START INPUT FOR THIS TASK
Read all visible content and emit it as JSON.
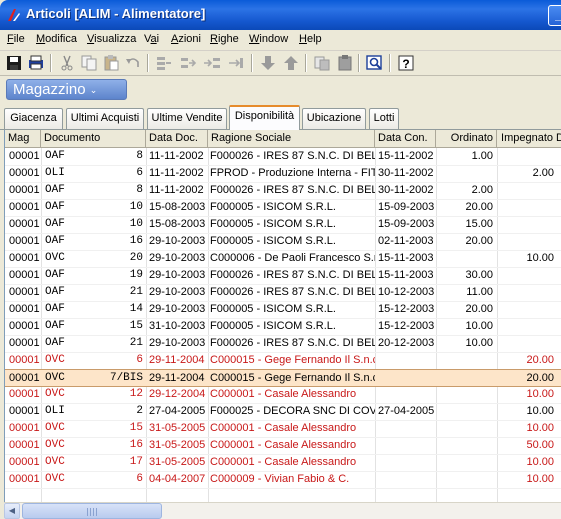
{
  "window": {
    "title": "Articoli [ALIM - Alimentatore]",
    "minimize_label": "_"
  },
  "menu": [
    {
      "label": "File",
      "key": "F"
    },
    {
      "label": "Modifica",
      "key": "M"
    },
    {
      "label": "Visualizza",
      "key": "V"
    },
    {
      "label": "Vai",
      "key": "a"
    },
    {
      "label": "Azioni",
      "key": "A"
    },
    {
      "label": "Righe",
      "key": "R"
    },
    {
      "label": "Window",
      "key": "W"
    },
    {
      "label": "Help",
      "key": "H"
    }
  ],
  "toolbar": {
    "icons": [
      "save-icon",
      "print-preview-icon",
      "cut-icon",
      "copy-icon",
      "paste-icon",
      "undo-icon",
      "insert-row-icon",
      "move-row-right-icon",
      "move-row-in-icon",
      "move-row-end-icon",
      "arrow-down-icon",
      "arrow-up-icon",
      "copy-record-icon",
      "paste-record-icon",
      "preview-icon",
      "help-icon"
    ]
  },
  "panel": {
    "title": "Magazzino",
    "arrow": "⌄"
  },
  "tabs": [
    {
      "label": "Giacenza"
    },
    {
      "label": "Ultimi Acquisti"
    },
    {
      "label": "Ultime Vendite"
    },
    {
      "label": "Disponibilità",
      "active": true
    },
    {
      "label": "Ubicazione"
    },
    {
      "label": "Lotti"
    }
  ],
  "grid": {
    "columns": [
      "Mag",
      "Documento",
      "Data Doc.",
      "Ragione Sociale",
      "Data Con.",
      "Ordinato",
      "Impegnato D"
    ],
    "rows": [
      {
        "mag": "00001",
        "doc_type": "OAF",
        "doc_num": "8",
        "data_doc": "11-11-2002",
        "ragione": "F000026 - IRES 87 S.N.C. DI BELL",
        "data_con": "15-11-2002",
        "ordinato": "1.00",
        "impegnato": "",
        "style": "normal"
      },
      {
        "mag": "00001",
        "doc_type": "OLI",
        "doc_num": "6",
        "data_doc": "11-11-2002",
        "ragione": "FPROD   - Produzione Interna - FIT",
        "data_con": "30-11-2002",
        "ordinato": "",
        "impegnato": "2.00",
        "style": "normal"
      },
      {
        "mag": "00001",
        "doc_type": "OAF",
        "doc_num": "8",
        "data_doc": "11-11-2002",
        "ragione": "F000026 - IRES 87 S.N.C. DI BELL",
        "data_con": "30-11-2002",
        "ordinato": "2.00",
        "impegnato": "",
        "style": "normal"
      },
      {
        "mag": "00001",
        "doc_type": "OAF",
        "doc_num": "10",
        "data_doc": "15-08-2003",
        "ragione": "F000005 - ISICOM S.R.L.",
        "data_con": "15-09-2003",
        "ordinato": "20.00",
        "impegnato": "",
        "style": "normal"
      },
      {
        "mag": "00001",
        "doc_type": "OAF",
        "doc_num": "10",
        "data_doc": "15-08-2003",
        "ragione": "F000005 - ISICOM S.R.L.",
        "data_con": "15-09-2003",
        "ordinato": "15.00",
        "impegnato": "",
        "style": "normal"
      },
      {
        "mag": "00001",
        "doc_type": "OAF",
        "doc_num": "16",
        "data_doc": "29-10-2003",
        "ragione": "F000005 - ISICOM S.R.L.",
        "data_con": "02-11-2003",
        "ordinato": "20.00",
        "impegnato": "",
        "style": "normal"
      },
      {
        "mag": "00001",
        "doc_type": "OVC",
        "doc_num": "20",
        "data_doc": "29-10-2003",
        "ragione": "C000006 - De Paoli Francesco S.r",
        "data_con": "15-11-2003",
        "ordinato": "",
        "impegnato": "10.00",
        "style": "normal"
      },
      {
        "mag": "00001",
        "doc_type": "OAF",
        "doc_num": "19",
        "data_doc": "29-10-2003",
        "ragione": "F000026 - IRES 87 S.N.C. DI BELL",
        "data_con": "15-11-2003",
        "ordinato": "30.00",
        "impegnato": "",
        "style": "normal"
      },
      {
        "mag": "00001",
        "doc_type": "OAF",
        "doc_num": "21",
        "data_doc": "29-10-2003",
        "ragione": "F000026 - IRES 87 S.N.C. DI BELL",
        "data_con": "10-12-2003",
        "ordinato": "11.00",
        "impegnato": "",
        "style": "normal"
      },
      {
        "mag": "00001",
        "doc_type": "OAF",
        "doc_num": "14",
        "data_doc": "29-10-2003",
        "ragione": "F000005 - ISICOM S.R.L.",
        "data_con": "15-12-2003",
        "ordinato": "20.00",
        "impegnato": "",
        "style": "normal"
      },
      {
        "mag": "00001",
        "doc_type": "OAF",
        "doc_num": "15",
        "data_doc": "31-10-2003",
        "ragione": "F000005 - ISICOM S.R.L.",
        "data_con": "15-12-2003",
        "ordinato": "10.00",
        "impegnato": "",
        "style": "normal"
      },
      {
        "mag": "00001",
        "doc_type": "OAF",
        "doc_num": "21",
        "data_doc": "29-10-2003",
        "ragione": "F000026 - IRES 87 S.N.C. DI BELL",
        "data_con": "20-12-2003",
        "ordinato": "10.00",
        "impegnato": "",
        "style": "normal"
      },
      {
        "mag": "00001",
        "doc_type": "OVC",
        "doc_num": "6",
        "data_doc": "29-11-2004",
        "ragione": "C000015 - Gege Fernando Il S.n.c",
        "data_con": "",
        "ordinato": "",
        "impegnato": "20.00",
        "style": "red"
      },
      {
        "mag": "00001",
        "doc_type": "OVC",
        "doc_num": "7/BIS",
        "data_doc": "29-11-2004",
        "ragione": "C000015 - Gege Fernando Il S.n.c",
        "data_con": "",
        "ordinato": "",
        "impegnato": "20.00",
        "style": "selected"
      },
      {
        "mag": "00001",
        "doc_type": "OVC",
        "doc_num": "12",
        "data_doc": "29-12-2004",
        "ragione": "C000001 - Casale Alessandro",
        "data_con": "",
        "ordinato": "",
        "impegnato": "10.00",
        "style": "red"
      },
      {
        "mag": "00001",
        "doc_type": "OLI",
        "doc_num": "2",
        "data_doc": "27-04-2005",
        "ragione": "F000025 - DECORA SNC DI COVIL",
        "data_con": "27-04-2005",
        "ordinato": "",
        "impegnato": "10.00",
        "style": "normal"
      },
      {
        "mag": "00001",
        "doc_type": "OVC",
        "doc_num": "15",
        "data_doc": "31-05-2005",
        "ragione": "C000001 - Casale Alessandro",
        "data_con": "",
        "ordinato": "",
        "impegnato": "10.00",
        "style": "red"
      },
      {
        "mag": "00001",
        "doc_type": "OVC",
        "doc_num": "16",
        "data_doc": "31-05-2005",
        "ragione": "C000001 - Casale Alessandro",
        "data_con": "",
        "ordinato": "",
        "impegnato": "50.00",
        "style": "red"
      },
      {
        "mag": "00001",
        "doc_type": "OVC",
        "doc_num": "17",
        "data_doc": "31-05-2005",
        "ragione": "C000001 - Casale Alessandro",
        "data_con": "",
        "ordinato": "",
        "impegnato": "10.00",
        "style": "red"
      },
      {
        "mag": "00001",
        "doc_type": "OVC",
        "doc_num": "6",
        "data_doc": "04-04-2007",
        "ragione": "C000009 - Vivian Fabio & C.",
        "data_con": "",
        "ordinato": "",
        "impegnato": "10.00",
        "style": "red"
      }
    ]
  },
  "colors": {
    "titlebar": "#0a5bd8",
    "row_red": "#c81818",
    "row_selected_bg": "#fde5c9",
    "tab_active_accent": "#e68b2c"
  }
}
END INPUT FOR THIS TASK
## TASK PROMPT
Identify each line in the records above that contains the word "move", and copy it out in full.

## ANSWER BOX
      "move-row-right-icon",
      "move-row-in-icon",
      "move-row-end-icon",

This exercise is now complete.